[[ Input material, beginning ]]

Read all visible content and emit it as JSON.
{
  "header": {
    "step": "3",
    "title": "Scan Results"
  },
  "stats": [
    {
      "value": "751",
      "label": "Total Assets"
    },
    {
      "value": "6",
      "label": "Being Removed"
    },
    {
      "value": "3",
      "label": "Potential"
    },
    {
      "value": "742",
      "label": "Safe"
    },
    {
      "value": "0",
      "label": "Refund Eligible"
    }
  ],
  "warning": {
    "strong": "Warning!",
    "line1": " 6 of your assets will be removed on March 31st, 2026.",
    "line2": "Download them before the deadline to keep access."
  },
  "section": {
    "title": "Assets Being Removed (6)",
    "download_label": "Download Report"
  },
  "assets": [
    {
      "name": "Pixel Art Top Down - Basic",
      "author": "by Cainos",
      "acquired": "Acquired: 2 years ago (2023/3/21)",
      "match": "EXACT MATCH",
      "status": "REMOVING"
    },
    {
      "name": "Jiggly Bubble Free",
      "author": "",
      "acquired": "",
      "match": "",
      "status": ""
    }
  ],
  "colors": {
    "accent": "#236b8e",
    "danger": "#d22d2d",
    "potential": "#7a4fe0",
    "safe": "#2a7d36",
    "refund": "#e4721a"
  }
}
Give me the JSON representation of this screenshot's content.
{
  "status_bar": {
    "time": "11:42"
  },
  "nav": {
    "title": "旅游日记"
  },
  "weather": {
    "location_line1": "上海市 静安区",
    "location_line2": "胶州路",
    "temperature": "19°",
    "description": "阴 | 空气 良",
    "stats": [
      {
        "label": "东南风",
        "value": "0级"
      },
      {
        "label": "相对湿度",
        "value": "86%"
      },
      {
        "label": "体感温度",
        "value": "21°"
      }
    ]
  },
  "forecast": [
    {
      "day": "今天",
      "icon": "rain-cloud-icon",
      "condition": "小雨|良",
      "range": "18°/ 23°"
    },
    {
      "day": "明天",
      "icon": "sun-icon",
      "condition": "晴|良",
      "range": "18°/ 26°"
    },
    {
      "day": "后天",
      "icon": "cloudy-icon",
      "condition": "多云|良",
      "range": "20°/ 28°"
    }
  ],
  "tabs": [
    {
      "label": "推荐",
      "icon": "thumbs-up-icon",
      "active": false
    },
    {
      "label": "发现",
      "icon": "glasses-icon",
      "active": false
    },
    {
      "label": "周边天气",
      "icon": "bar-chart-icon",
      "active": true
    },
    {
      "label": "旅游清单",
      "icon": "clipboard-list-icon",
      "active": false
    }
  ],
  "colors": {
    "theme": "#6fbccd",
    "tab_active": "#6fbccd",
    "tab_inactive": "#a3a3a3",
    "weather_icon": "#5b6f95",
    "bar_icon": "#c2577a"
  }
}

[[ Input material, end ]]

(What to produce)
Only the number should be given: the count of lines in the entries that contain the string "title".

(Exercise response)
3